Local enterprises need to focus on IP protection

November 01, 2019 - 09:02

Amid increasingly sophisticated and complex intellectual property (IP) violations, Vietnamese businesses remained slow to register their products and protect their rights, said experts.


Trung Nguyên Coffee nearly lost its trademark in the US in 2010 due to slow IP registration. — Photo brandsvietnam.com

HÀ NỘI — Amid increasingly sophisticated and complex intellectual property (IP) violations, Vietnamese businesses remained slow to register their products and protect their rights, said experts.

According to industry insiders, strong IP protection paved the way for a long-term economic development strategy, and was also mandatory for the current economic integration process.

However, Đỗ Hữu Quang, former leader of the Market Management Department in the south of Việt Nam, told local media: “Trademarks of local products are being violated as firms don't pay enough attention registering their IP.”

Quang added the value of intangible assets and brand value accounted for three-quarters, and in some cases 90 per cent, of the company's asset value. However, the registration and protection of intellectual property rights had gone largely ignored by domestic enterprises. 

According to PwC Vietnam, the average proportion of the value of intangible assets in total enterprise value worldwide in 2016 was 53 per cent, but this proportion among Vietnamese enterprises was only 26 per cent.

IP registration of intangible assets aims to ensure they are exclusively used to promote the enterprises.
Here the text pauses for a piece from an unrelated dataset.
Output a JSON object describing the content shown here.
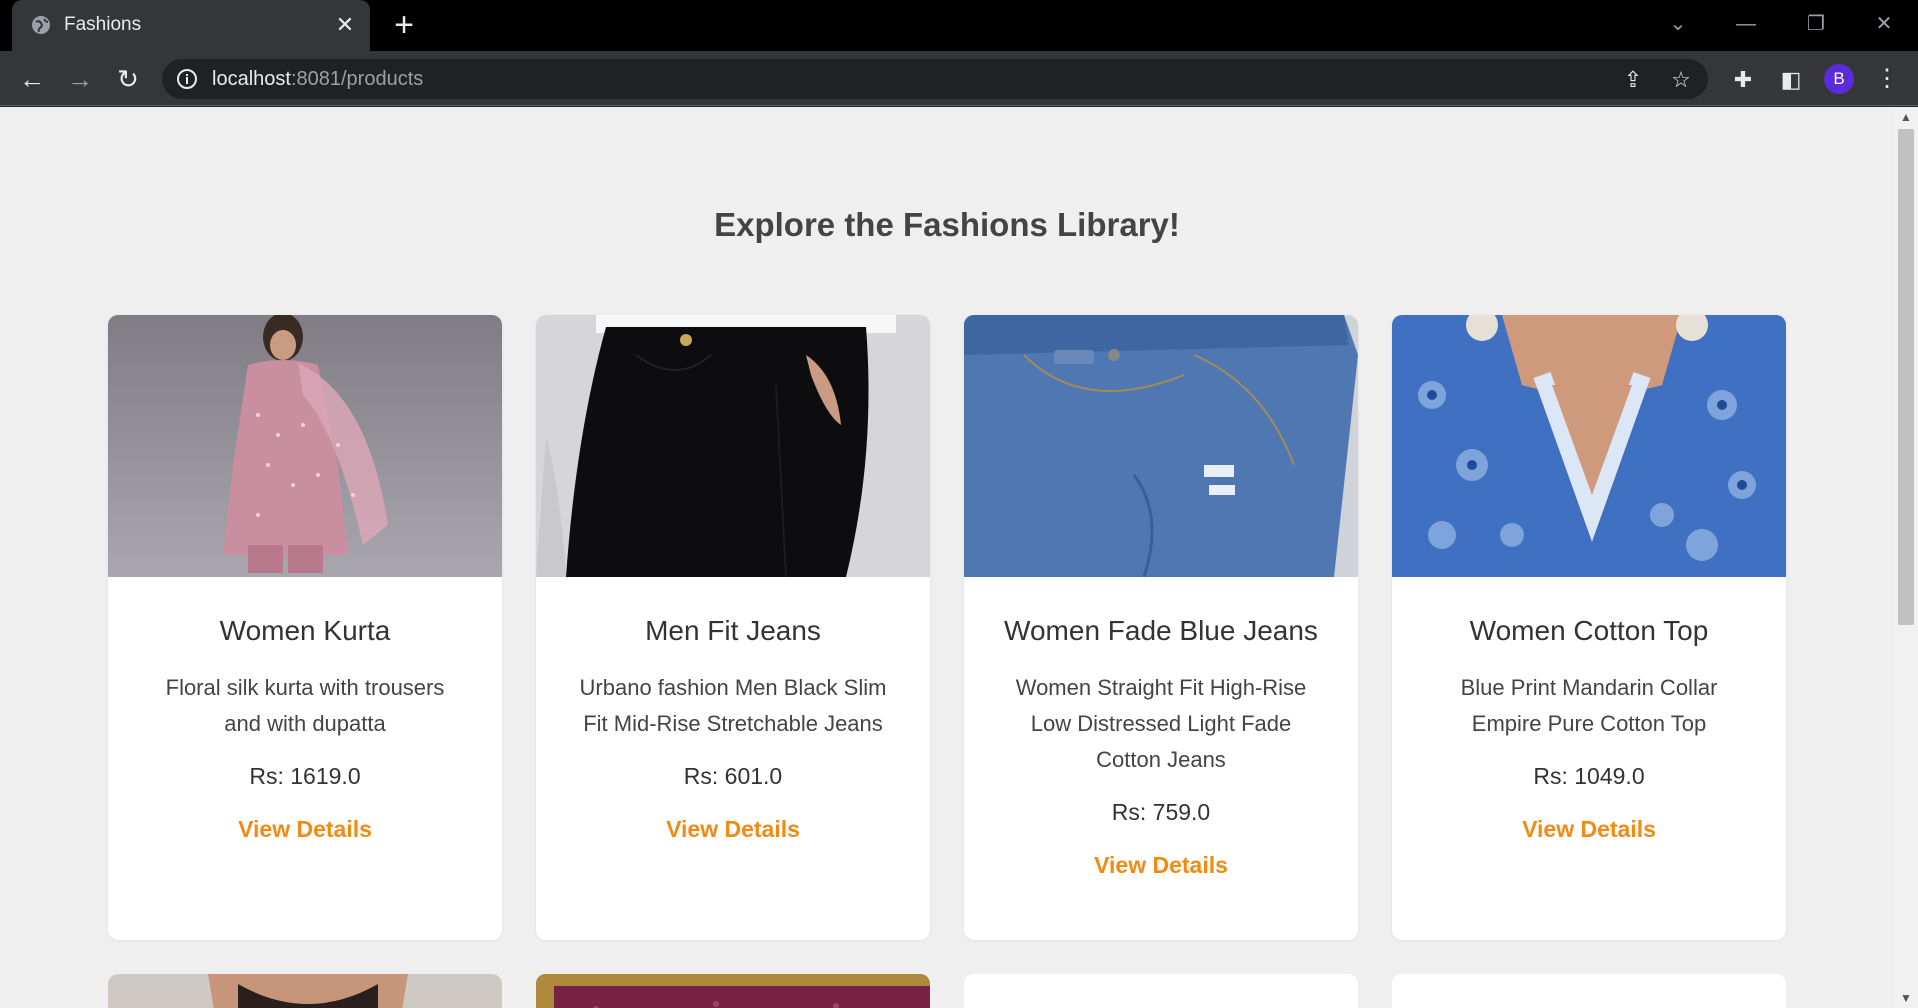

Importantly, it is weapon to proactively combat counterfeit and pirated goods, and protect market shares for goods and services domestically and internationally.

Statistics show that the number of applications for trademark protection filed at the Intellectual Property Office of Việt Nam (Ministry of Science and Technology) is increasing. Before 1990, only about 300 to 2,000 applications for trademark protection were made each year. From 1990 to 2005, an average of 4,500 applications were filed annually. Since 2010, that figure has risen to 32,000-50,000.  

However, Quang said: “These numbers are still too low, especially compared to the number of enterprises in the country.”

According to the newly published White Book on Vietnamese Enterprises, at the end of 2018, the number of operating enterprises was 714,755, with the number of newly-established enterprises rising sharply. In the first nine months of this year, the Government Statistics Office counted more than 100,000 newly-established enterprises nationwide.

Participants at a recent conference on IP in Hà Nội found that enterprises were slow to register for IP both at home and overseas, although Việt Nam's export turnover had continuously increased in recent years. 

For example, since 2015, the rate of filing for registration of designs in Japan has increased thanks to the Lahay Agreement on international registration of industrial designs, managed by the World Intellectual Property Organisation (WIPO). Since then, 50 per cent of applications filed in Japan have been from foreign companies. Having joined the agreement a month ago, not many Vietnamese enterprises have bothered to take advantage of it.

The Intellectual Property Office said the number of industrial design registration applications of Vietnamese enterprises in foreign countries accounted for a very small portion. For example, there are only 10 registered designs in the United States and 166 in the European Union.

Quang urged: “Enterprises should register to protect their IP. At the same time, they should build and follow an IP strategy, and set up an IP data system to track updates with competitors so they can prevent infringements.”

Current IP enforcement was mostly done by State agencies, without active participation of businesses and consumers. He told businesses not to avoid or be afraid to sue when there was an IP infringement. 

Trần Giang Khuê, in charge of the southern branch of the Intellectual Property Office, said enterprises needed special teams to deal with the issue. “It is either register now or lose your trademark,” Khuê said. — VNS